- Perhaps this is why so many fall in love with work, as in its muted reciprocation, it does not possess the ability to hurt—failure is not the fault of the building, the architectural product, and the architect has only to blame himself. But what is love without risk, without the possibility of being hurt, without one putting everything on the line for an uncertainty that might fail, but might be greater than the artist ever imagined.
- This architect is naive; this artist is idealistic.
The one who occupies the architect’s drawings. Nameless, asexual, amorphous, but, perhaps, always appreciative of the space provided. One wonders if all people were created without picking up the pen—one stroke.
- “The follies which a man regrets most, in his life, are those which he didn’t commit when he had the opportunity.”
- —Helen Rowland (1876-1950), A Guide to Men, 1922
- “When they discover the center of the universe, a lot of people will be disappointed to discover they are not it.”
- —Bernard Bailey
- “I hope you love birds too. It is economical. It saves going to heaven.”
- —Emily Dickinson (1830-1886)
- “The optimist proclaims that we live in the best of all possible worlds; and the pessimist fears this is true.”
- —James Branch Cabell (1879-1958), The Silver Stallion, 1926

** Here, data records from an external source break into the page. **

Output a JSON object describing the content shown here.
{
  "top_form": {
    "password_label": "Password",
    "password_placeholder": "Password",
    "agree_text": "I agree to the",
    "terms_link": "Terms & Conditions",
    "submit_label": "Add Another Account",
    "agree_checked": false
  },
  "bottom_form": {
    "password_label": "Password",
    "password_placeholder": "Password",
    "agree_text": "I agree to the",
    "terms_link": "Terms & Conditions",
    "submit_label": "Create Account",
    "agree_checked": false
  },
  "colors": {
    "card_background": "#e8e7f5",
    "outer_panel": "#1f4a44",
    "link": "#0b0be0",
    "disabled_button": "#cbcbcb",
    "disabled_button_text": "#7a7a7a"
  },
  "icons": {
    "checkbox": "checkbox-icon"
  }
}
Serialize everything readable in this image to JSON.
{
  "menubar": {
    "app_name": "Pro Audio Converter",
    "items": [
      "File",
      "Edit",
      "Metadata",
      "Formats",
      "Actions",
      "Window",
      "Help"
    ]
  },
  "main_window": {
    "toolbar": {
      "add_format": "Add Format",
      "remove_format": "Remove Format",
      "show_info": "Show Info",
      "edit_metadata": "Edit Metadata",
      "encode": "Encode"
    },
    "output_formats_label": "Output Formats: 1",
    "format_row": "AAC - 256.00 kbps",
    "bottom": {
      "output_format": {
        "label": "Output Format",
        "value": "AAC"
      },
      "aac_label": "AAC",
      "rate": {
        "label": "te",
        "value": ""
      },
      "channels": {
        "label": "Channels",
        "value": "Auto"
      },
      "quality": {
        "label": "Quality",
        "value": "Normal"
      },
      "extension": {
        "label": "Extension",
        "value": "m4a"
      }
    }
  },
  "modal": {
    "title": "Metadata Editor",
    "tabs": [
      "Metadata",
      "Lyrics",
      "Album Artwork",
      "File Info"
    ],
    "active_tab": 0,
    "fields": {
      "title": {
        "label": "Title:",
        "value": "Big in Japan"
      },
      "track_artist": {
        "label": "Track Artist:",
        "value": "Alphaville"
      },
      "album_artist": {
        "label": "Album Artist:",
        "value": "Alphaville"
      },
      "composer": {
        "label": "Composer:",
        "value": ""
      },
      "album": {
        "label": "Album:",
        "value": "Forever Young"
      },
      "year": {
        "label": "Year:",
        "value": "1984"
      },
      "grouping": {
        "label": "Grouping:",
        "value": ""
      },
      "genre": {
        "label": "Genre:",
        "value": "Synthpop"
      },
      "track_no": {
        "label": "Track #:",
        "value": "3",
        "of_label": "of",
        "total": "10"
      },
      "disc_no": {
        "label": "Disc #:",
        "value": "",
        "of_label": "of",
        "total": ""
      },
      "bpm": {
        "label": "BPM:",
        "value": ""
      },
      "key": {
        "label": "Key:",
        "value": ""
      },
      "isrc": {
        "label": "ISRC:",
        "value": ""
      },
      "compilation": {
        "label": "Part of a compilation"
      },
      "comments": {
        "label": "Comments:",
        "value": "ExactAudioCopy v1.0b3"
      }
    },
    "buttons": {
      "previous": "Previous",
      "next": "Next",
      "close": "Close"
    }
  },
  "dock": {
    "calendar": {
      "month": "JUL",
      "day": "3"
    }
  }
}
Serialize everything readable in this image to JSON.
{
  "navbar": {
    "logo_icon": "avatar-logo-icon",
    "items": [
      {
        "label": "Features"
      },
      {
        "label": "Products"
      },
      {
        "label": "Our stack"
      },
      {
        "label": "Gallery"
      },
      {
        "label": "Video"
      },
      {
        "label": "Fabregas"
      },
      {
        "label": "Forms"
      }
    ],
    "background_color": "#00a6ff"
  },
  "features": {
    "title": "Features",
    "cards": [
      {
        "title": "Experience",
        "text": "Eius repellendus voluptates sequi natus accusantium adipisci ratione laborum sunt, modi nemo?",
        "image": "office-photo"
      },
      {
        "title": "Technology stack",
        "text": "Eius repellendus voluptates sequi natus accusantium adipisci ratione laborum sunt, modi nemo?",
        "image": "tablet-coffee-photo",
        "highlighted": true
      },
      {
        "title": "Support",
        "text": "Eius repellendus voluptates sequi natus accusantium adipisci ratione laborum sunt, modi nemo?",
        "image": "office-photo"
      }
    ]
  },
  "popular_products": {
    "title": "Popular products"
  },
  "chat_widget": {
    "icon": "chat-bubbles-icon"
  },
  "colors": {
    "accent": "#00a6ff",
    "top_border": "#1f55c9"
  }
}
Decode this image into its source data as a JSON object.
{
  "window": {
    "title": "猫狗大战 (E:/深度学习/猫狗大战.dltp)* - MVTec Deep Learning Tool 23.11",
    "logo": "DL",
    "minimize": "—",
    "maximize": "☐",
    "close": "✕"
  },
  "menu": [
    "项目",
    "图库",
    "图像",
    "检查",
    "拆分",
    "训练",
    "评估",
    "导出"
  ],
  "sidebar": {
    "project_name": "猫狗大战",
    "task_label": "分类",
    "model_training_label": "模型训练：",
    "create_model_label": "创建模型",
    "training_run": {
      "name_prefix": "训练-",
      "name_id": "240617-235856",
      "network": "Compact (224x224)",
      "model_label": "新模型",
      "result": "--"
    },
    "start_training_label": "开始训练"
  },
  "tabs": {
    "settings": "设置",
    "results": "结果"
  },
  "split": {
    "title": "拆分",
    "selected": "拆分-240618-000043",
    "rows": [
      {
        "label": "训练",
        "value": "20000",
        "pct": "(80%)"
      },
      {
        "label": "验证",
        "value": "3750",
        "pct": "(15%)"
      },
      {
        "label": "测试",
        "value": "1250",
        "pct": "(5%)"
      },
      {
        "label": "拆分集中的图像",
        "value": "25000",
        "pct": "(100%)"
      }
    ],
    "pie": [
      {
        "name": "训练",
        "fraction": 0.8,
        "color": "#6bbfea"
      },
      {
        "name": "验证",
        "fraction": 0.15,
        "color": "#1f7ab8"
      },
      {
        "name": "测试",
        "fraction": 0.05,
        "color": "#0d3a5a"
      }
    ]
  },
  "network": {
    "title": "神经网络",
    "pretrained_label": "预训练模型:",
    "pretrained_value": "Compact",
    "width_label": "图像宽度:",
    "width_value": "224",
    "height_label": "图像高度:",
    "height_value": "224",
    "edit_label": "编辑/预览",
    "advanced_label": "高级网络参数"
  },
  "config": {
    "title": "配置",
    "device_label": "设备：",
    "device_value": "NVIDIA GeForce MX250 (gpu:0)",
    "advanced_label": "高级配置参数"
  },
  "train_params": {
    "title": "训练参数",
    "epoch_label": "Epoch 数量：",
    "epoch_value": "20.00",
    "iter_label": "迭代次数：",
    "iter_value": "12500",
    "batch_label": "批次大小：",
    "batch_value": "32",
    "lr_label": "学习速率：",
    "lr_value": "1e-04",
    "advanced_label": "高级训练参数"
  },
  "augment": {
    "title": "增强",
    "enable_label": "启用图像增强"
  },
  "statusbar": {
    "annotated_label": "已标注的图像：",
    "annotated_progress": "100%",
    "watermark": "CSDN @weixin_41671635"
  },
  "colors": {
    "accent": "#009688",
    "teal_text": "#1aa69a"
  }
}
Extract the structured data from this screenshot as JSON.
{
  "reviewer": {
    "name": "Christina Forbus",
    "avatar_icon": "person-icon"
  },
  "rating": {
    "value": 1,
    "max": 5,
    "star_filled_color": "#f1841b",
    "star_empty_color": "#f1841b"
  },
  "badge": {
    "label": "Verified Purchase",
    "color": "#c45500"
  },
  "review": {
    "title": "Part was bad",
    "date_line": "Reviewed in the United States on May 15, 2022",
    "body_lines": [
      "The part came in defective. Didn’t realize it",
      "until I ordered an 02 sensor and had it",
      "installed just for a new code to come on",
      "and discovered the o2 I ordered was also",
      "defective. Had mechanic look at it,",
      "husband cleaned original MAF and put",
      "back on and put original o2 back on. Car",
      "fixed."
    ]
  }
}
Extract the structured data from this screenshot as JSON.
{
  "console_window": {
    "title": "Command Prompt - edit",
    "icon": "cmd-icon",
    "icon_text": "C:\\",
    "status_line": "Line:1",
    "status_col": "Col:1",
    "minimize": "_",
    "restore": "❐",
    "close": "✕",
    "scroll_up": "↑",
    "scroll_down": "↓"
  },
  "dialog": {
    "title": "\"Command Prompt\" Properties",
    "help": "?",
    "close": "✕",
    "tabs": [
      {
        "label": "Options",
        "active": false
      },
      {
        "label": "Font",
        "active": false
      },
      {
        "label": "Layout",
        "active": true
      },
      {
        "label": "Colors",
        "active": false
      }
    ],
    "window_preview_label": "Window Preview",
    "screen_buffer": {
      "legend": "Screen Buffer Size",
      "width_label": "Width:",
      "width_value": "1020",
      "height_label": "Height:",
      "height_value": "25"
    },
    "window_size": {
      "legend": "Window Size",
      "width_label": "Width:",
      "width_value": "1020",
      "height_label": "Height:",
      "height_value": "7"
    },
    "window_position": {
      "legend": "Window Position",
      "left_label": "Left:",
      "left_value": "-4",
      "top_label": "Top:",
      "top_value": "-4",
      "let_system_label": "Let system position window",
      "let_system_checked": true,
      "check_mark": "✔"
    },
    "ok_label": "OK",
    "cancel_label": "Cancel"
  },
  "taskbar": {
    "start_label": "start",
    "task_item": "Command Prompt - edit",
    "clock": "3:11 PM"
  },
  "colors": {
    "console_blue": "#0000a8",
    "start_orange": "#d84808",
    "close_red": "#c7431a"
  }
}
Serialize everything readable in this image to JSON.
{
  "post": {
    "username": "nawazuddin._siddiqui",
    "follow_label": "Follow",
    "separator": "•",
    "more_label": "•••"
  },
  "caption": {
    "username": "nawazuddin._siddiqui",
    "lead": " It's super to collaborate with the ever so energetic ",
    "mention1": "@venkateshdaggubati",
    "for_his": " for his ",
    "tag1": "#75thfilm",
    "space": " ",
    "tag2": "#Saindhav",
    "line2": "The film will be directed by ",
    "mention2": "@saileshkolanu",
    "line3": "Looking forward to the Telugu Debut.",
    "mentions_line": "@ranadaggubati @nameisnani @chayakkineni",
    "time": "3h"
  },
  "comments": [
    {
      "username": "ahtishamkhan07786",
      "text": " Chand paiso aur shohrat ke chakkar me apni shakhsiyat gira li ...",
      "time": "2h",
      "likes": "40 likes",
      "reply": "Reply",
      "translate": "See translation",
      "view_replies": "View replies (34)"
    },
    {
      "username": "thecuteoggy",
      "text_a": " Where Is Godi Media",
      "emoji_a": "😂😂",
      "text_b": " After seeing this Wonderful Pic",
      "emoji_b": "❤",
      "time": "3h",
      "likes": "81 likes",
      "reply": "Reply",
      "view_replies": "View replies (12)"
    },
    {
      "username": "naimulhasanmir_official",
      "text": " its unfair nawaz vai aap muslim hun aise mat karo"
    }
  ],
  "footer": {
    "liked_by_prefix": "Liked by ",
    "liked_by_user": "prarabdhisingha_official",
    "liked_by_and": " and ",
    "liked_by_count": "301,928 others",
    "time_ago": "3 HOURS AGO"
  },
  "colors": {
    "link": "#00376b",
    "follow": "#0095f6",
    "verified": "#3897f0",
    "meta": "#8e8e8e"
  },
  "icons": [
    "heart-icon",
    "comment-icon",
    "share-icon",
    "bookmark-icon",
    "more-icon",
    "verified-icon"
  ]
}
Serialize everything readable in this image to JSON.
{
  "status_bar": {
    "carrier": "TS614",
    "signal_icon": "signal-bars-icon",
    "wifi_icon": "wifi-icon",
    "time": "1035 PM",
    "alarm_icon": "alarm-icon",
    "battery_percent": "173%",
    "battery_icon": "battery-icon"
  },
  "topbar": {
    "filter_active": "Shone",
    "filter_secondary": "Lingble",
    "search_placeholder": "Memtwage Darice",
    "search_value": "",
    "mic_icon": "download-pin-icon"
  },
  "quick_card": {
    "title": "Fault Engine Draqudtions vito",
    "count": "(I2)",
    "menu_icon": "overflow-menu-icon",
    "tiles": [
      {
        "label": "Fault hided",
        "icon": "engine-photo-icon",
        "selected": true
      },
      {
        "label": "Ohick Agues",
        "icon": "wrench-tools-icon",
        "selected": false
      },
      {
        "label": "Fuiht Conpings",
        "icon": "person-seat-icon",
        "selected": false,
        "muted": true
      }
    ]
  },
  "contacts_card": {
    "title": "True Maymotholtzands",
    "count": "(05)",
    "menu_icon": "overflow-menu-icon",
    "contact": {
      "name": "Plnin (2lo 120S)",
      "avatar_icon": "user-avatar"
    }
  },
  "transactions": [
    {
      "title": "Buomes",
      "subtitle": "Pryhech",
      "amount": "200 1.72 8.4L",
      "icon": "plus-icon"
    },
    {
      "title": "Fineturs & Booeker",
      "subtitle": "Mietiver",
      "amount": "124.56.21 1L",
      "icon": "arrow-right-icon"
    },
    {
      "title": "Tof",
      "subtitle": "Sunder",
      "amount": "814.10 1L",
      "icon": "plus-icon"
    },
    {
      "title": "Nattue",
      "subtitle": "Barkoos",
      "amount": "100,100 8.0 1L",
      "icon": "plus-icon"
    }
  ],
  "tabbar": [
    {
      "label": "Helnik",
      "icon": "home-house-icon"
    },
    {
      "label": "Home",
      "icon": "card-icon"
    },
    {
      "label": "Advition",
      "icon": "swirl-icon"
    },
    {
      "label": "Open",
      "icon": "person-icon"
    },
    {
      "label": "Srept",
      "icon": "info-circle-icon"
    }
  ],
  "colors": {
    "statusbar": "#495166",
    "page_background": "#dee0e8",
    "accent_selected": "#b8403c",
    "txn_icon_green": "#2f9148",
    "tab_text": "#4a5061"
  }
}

- Falling upwards is an interesting phenomenon, as it may be assumed that one cannot see where they will end up as they might when falling downwards. Life is, perhaps, then a series of ‘up-falls’, or a singular falling-up, in which a parachute will do no good. It’s better not to have regrets when one knows there isn’t a cord to pull, and better to cherish time spent in the clouds, rushing towards the heavens, the cosmos, then fearing a ground that becomes more clear on approach.
- Taking a trip, a fall, without a known end can be exhilarating, considering the possibilities of the end result, assuming there is a result, are virtually endless and cannot be predicted in all their variations. This is, perhaps, why art is so seductive in comparison to architecture. The architect wants to know what the product is, what it will be or become, whereas the artist has more freedom in exploring what leads to the product, with the process becoming that which is considered the final piece—art.
- Yet, there is often confusion when a project is proposed with an unknown end. Why must the unknown always be feared when its possibilities might be cherished?
- A rambling conversation, really. But the artist certainly likes to ask questions, and the architect occasionally has answers.
- “In silence man can most readily preserve his integrity.”
- —Meister Echkhart
- “Painting is just another way of keeping a diary.”
- —Pablo Picasso (1881-1973)
- “Painting is silent poetry, and poetry is painting with the gift of speech.”
- —Simonides (556 BC - 468 BC)
- That moment when one desperately grabs for the words that moments before fluttered from their lips. Such a disappointment, to know that once something has been heard, not said, it may never be forgotten. For the words that are spoken but never heard are merely secrets lost to the wind.
- Perhaps it is easier to speak through paintings, poetry, buildings, space. Then again, one is oft to misunderstand the words of another, especially when they are simply hanging on the wall, are the wall, without the presence of their origin.